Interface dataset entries
■ ■ ■ ■ ■

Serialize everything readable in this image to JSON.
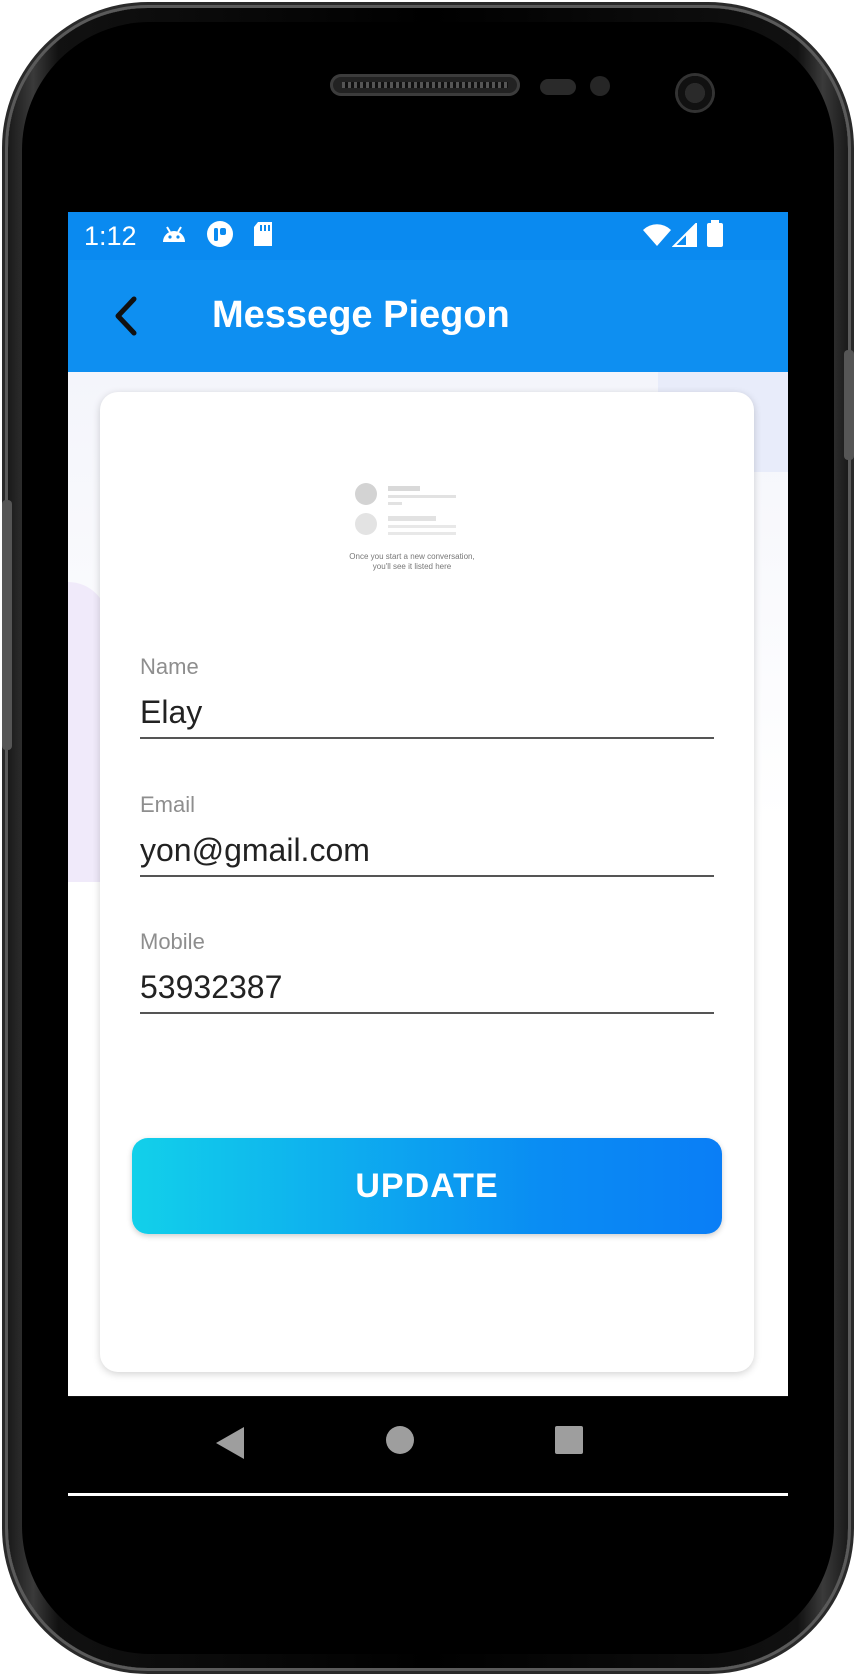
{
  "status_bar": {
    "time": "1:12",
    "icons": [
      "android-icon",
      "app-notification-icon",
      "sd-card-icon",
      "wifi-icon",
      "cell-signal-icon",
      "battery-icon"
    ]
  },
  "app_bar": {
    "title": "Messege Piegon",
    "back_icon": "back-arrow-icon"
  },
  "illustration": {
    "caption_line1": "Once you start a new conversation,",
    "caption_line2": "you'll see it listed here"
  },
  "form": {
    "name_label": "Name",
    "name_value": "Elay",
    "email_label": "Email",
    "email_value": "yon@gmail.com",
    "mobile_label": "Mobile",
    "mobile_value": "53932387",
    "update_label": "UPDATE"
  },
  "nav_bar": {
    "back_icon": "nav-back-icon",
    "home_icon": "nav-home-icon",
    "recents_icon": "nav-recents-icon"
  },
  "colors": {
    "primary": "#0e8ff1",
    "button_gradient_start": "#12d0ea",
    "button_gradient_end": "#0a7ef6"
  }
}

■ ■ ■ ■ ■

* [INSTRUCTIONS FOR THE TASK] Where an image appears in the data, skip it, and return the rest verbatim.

* [RESULT FOR THIS TASK]
Serialize everything readable in this image to JSON.
{
  "status_bar": {
    "time": "1:12",
    "icons": [
      "android-icon",
      "app-notification-icon",
      "sd-card-icon",
      "wifi-icon",
      "cell-signal-icon",
      "battery-icon"
    ]
  },
  "app_bar": {
    "title": "Messege Piegon",
    "back_icon": "back-arrow-icon"
  },
  "illustration": {
    "caption_line1": "Once you start a new conversation,",
    "caption_line2": "you'll see it listed here"
  },
  "form": {
    "name_label": "Name",
    "name_value": "Elay",
    "email_label": "Email",
    "email_value": "yon@gmail.com",
    "mobile_label": "Mobile",
    "mobile_value": "53932387",
    "update_label": "UPDATE"
  },
  "nav_bar": {
    "back_icon": "nav-back-icon",
    "home_icon": "nav-home-icon",
    "recents_icon": "nav-recents-icon"
  },
  "colors": {
    "primary": "#0e8ff1",
    "button_gradient_start": "#12d0ea",
    "button_gradient_end": "#0a7ef6"
  }
}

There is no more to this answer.